So I have to tell you that when I first stomped on the throttle of our Silverado three-quarter-ton heavy-duty pickup test vehicle, it was just about a transcendental experience. The brute lays down 520 lb.-ft of torque on the pavement with the buttery smoothness of a Mercedes S-Class. I am not exaggerating here to make a point. I don't think there's a luxury car out there that can shift any smoother than this beast.

Big honkin' diesels for heavy-duty pickups may not be at the glamorous end of the auto business, but I haven't come across many engines that have raised the bar in their segment like the new General Motors Corp. Duramax 6600 V-8. Only a few come to mind, such as the Honda 2L I-4 that powers the S2000. The Honda powerplant redefines our ideas of how — and where — smallish 4-cyl. engines can be used because it is so advanced and powerful for its size. I think the Duramax has the potential to redefine diesel engines in the same way.

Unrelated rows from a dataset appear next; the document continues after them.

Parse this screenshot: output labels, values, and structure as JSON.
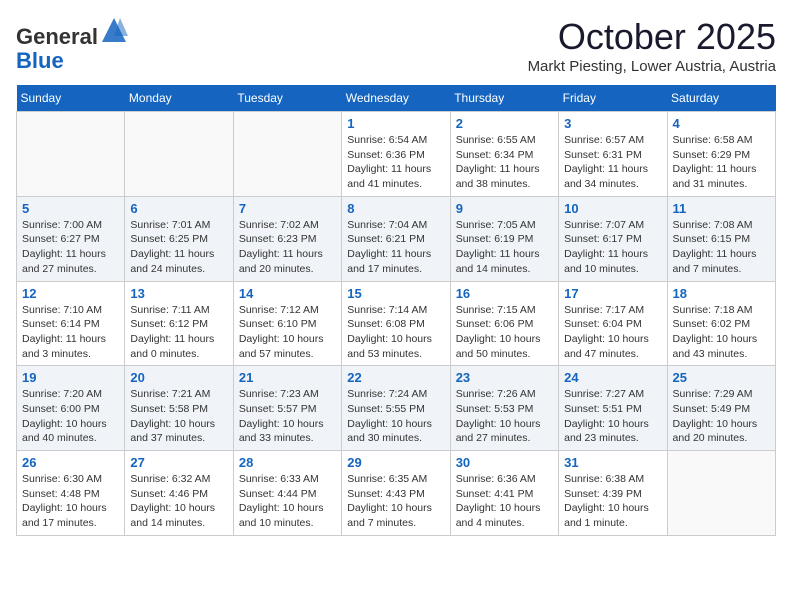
{
  "header": {
    "logo_general": "General",
    "logo_blue": "Blue",
    "month_title": "October 2025",
    "subtitle": "Markt Piesting, Lower Austria, Austria"
  },
  "weekdays": [
    "Sunday",
    "Monday",
    "Tuesday",
    "Wednesday",
    "Thursday",
    "Friday",
    "Saturday"
  ],
  "weeks": [
    [
      {
        "day": "",
        "info": ""
      },
      {
        "day": "",
        "info": ""
      },
      {
        "day": "",
        "info": ""
      },
      {
        "day": "1",
        "info": "Sunrise: 6:54 AM\nSunset: 6:36 PM\nDaylight: 11 hours\nand 41 minutes."
      },
      {
        "day": "2",
        "info": "Sunrise: 6:55 AM\nSunset: 6:34 PM\nDaylight: 11 hours\nand 38 minutes."
      },
      {
        "day": "3",
        "info": "Sunrise: 6:57 AM\nSunset: 6:31 PM\nDaylight: 11 hours\nand 34 minutes."
      },
      {
        "day": "4",
        "info": "Sunrise: 6:58 AM\nSunset: 6:29 PM\nDaylight: 11 hours\nand 31 minutes."
      }
    ],
    [
      {
        "day": "5",
        "info": "Sunrise: 7:00 AM\nSunset: 6:27 PM\nDaylight: 11 hours\nand 27 minutes."
      },
      {
        "day": "6",
        "info": "Sunrise: 7:01 AM\nSunset: 6:25 PM\nDaylight: 11 hours\nand 24 minutes."
      },
      {
        "day": "7",
        "info": "Sunrise: 7:02 AM\nSunset: 6:23 PM\nDaylight: 11 hours\nand 20 minutes."
      },
      {
        "day": "8",
        "info": "Sunrise: 7:04 AM\nSunset: 6:21 PM\nDaylight: 11 hours\nand 17 minutes."
      },
      {
        "day": "9",
        "info": "Sunrise: 7:05 AM\nSunset: 6:19 PM\nDaylight: 11 hours\nand 14 minutes."
      },
      {
        "day": "10",
        "info": "Sunrise: 7:07 AM\nSunset: 6:17 PM\nDaylight: 11 hours\nand 10 minutes."
      },
      {
        "day": "11",
        "info": "Sunrise: 7:08 AM\nSunset: 6:15 PM\nDaylight: 11 hours\nand 7 minutes."
      }
    ],
    [
      {
        "day": "12",
        "info": "Sunrise: 7:10 AM\nSunset: 6:14 PM\nDaylight: 11 hours\nand 3 minutes."
      },
      {
        "day": "13",
        "info": "Sunrise: 7:11 AM\nSunset: 6:12 PM\nDaylight: 11 hours\nand 0 minutes."
      },
      {
        "day": "14",
        "info": "Sunrise: 7:12 AM\nSunset: 6:10 PM\nDaylight: 10 hours\nand 57 minutes."
      },
      {
        "day": "15",
        "info": "Sunrise: 7:14 AM\nSunset: 6:08 PM\nDaylight: 10 hours\nand 53 minutes."
      },
      {
        "day": "16",
        "info": "Sunrise: 7:15 AM\nSunset: 6:06 PM\nDaylight: 10 hours\nand 50 minutes."
      },
      {
        "day": "17",
        "info": "Sunrise: 7:17 AM\nSunset: 6:04 PM\nDaylight: 10 hours\nand 47 minutes."
      },
      {
        "day": "18",
        "info": "Sunrise: 7:18 AM\nSunset: 6:02 PM\nDaylight: 10 hours\nand 43 minutes."
      }
    ],
    [
      {
        "day": "19",
        "info": "Sunrise: 7:20 AM\nSunset: 6:00 PM\nDaylight: 10 hours\nand 40 minutes."
      },
      {
        "day": "20",
        "info": "Sunrise: 7:21 AM\nSunset: 5:58 PM\nDaylight: 10 hours\nand 37 minutes."
      },
      {
        "day": "21",
        "info": "Sunrise: 7:23 AM\nSunset: 5:57 PM\nDaylight: 10 hours\nand 33 minutes."
      },
      {
        "day": "22",
        "info": "Sunrise: 7:24 AM\nSunset: 5:55 PM\nDaylight: 10 hours\nand 30 minutes."
      },
      {
        "day": "23",
        "info": "Sunrise: 7:26 AM\nSunset: 5:53 PM\nDaylight: 10 hours\nand 27 minutes."
      },
      {
        "day": "24",
        "info": "Sunrise: 7:27 AM\nSunset: 5:51 PM\nDaylight: 10 hours\nand 23 minutes."
      },
      {
        "day": "25",
        "info": "Sunrise: 7:29 AM\nSunset: 5:49 PM\nDaylight: 10 hours\nand 20 minutes."
      }
    ],
    [
      {
        "day": "26",
        "info": "Sunrise: 6:30 AM\nSunset: 4:48 PM\nDaylight: 10 hours\nand 17 minutes."
      },
      {
        "day": "27",
        "info": "Sunrise: 6:32 AM\nSunset: 4:46 PM\nDaylight: 10 hours\nand 14 minutes."
      },
      {
        "day": "28",
        "info": "Sunrise: 6:33 AM\nSunset: 4:44 PM\nDaylight: 10 hours\nand 10 minutes."
      },
      {
        "day": "29",
        "info": "Sunrise: 6:35 AM\nSunset: 4:43 PM\nDaylight: 10 hours\nand 7 minutes."
      },
      {
        "day": "30",
        "info": "Sunrise: 6:36 AM\nSunset: 4:41 PM\nDaylight: 10 hours\nand 4 minutes."
      },
      {
        "day": "31",
        "info": "Sunrise: 6:38 AM\nSunset: 4:39 PM\nDaylight: 10 hours\nand 1 minute."
      },
      {
        "day": "",
        "info": ""
      }
    ]
  ]
}
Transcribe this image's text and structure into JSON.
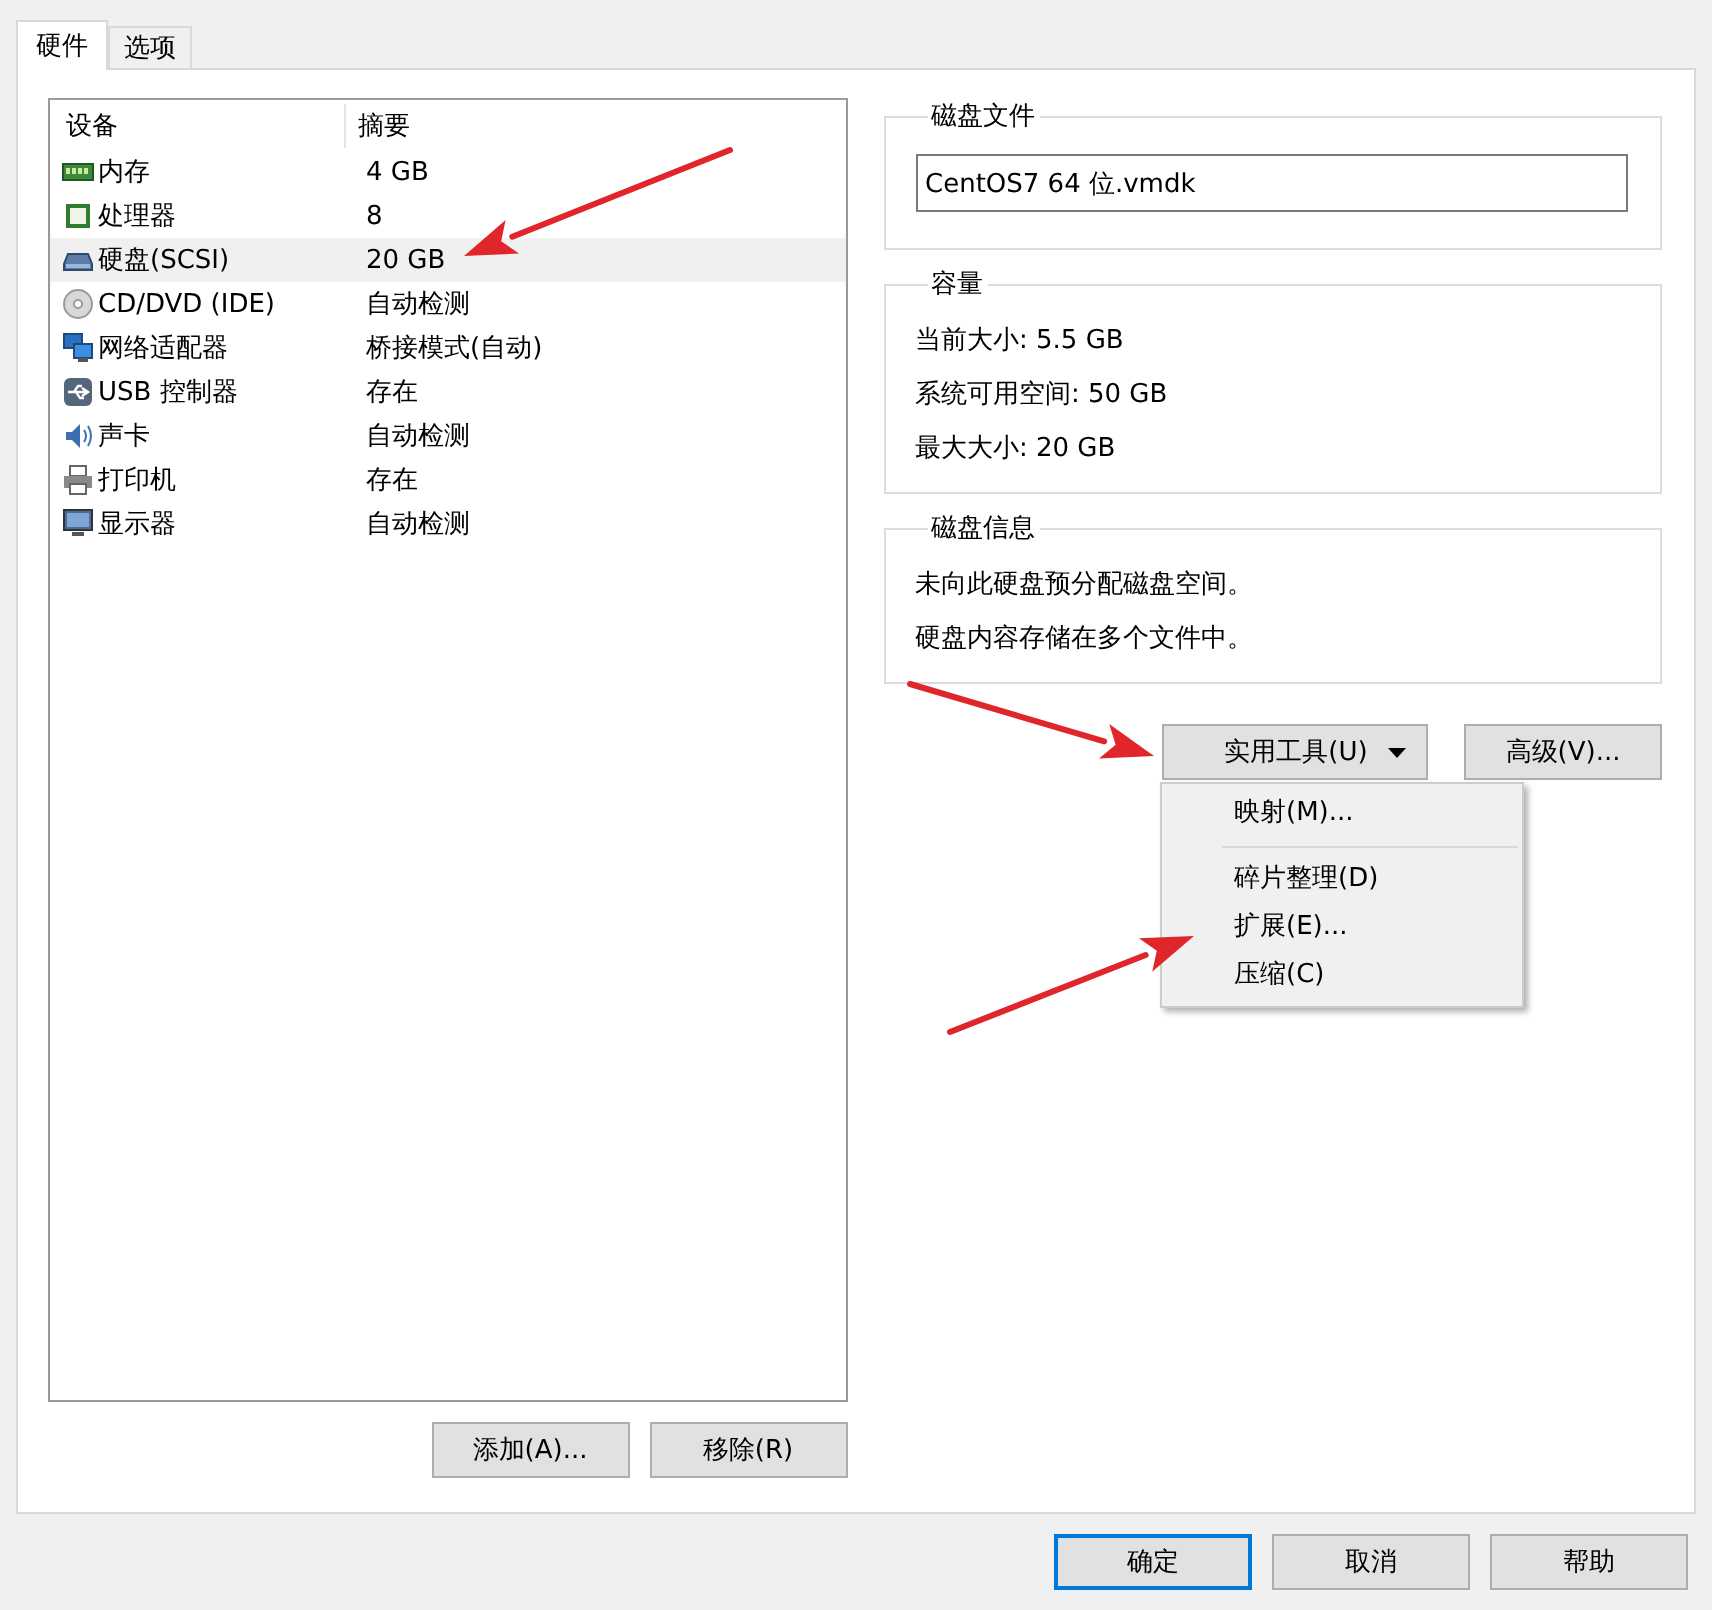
{
  "tabs": [
    {
      "label": "硬件",
      "selected": true
    },
    {
      "label": "选项",
      "selected": false
    }
  ],
  "device_list": {
    "columns": [
      "设备",
      "摘要"
    ],
    "rows": [
      {
        "kind": "memory",
        "device": "内存",
        "summary": "4 GB",
        "selected": false
      },
      {
        "kind": "cpu",
        "device": "处理器",
        "summary": "8",
        "selected": false
      },
      {
        "kind": "disk",
        "device": "硬盘(SCSI)",
        "summary": "20 GB",
        "selected": true
      },
      {
        "kind": "cdrom",
        "device": "CD/DVD (IDE)",
        "summary": "自动检测",
        "selected": false
      },
      {
        "kind": "network",
        "device": "网络适配器",
        "summary": "桥接模式(自动)",
        "selected": false
      },
      {
        "kind": "usb",
        "device": "USB 控制器",
        "summary": "存在",
        "selected": false
      },
      {
        "kind": "sound",
        "device": "声卡",
        "summary": "自动检测",
        "selected": false
      },
      {
        "kind": "printer",
        "device": "打印机",
        "summary": "存在",
        "selected": false
      },
      {
        "kind": "display",
        "device": "显示器",
        "summary": "自动检测",
        "selected": false
      }
    ]
  },
  "list_buttons": [
    "添加(A)...",
    "移除(R)"
  ],
  "disk_file": {
    "title": "磁盘文件",
    "value": "CentOS7 64 位.vmdk"
  },
  "capacity": {
    "title": "容量",
    "lines": [
      "当前大小: 5.5 GB",
      "系统可用空间: 50 GB",
      "最大大小: 20 GB"
    ]
  },
  "disk_info": {
    "title": "磁盘信息",
    "lines": [
      "未向此硬盘预分配磁盘空间。",
      "硬盘内容存储在多个文件中。"
    ]
  },
  "utilities_button": {
    "label": "实用工具(U)",
    "expanded": true
  },
  "advanced_button": "高级(V)...",
  "utilities_menu": [
    {
      "kind": "item",
      "label": "映射(M)..."
    },
    {
      "kind": "separator"
    },
    {
      "kind": "item",
      "label": "碎片整理(D)"
    },
    {
      "kind": "item",
      "label": "扩展(E)..."
    },
    {
      "kind": "item",
      "label": "压缩(C)"
    }
  ],
  "dialog_buttons": [
    {
      "label": "确定",
      "default": true
    },
    {
      "label": "取消",
      "default": false
    },
    {
      "label": "帮助",
      "default": false
    }
  ]
}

With strong design and the latest technology, this common-rail, direct-injected 4-valve-per-cylinder engine puts its older competitors to shame. It's smaller and more compact than the Ford 7.3L Powerstroke, yet it pumps out 65 more horsepower and 20 more lb.-ft of torque. Its specific output of 45.5 hp/L also makes it superior to DaimlerChrysler's ancient 5.9L diesel I-6. Coupled with the superb Allison 5-speed automatic, the Duramax sets a new standard in refinement for light truck diesel engines. And I wonder, along with the rest of WAW's staffers, why GM can't spread this level of innovation to the rest of its products.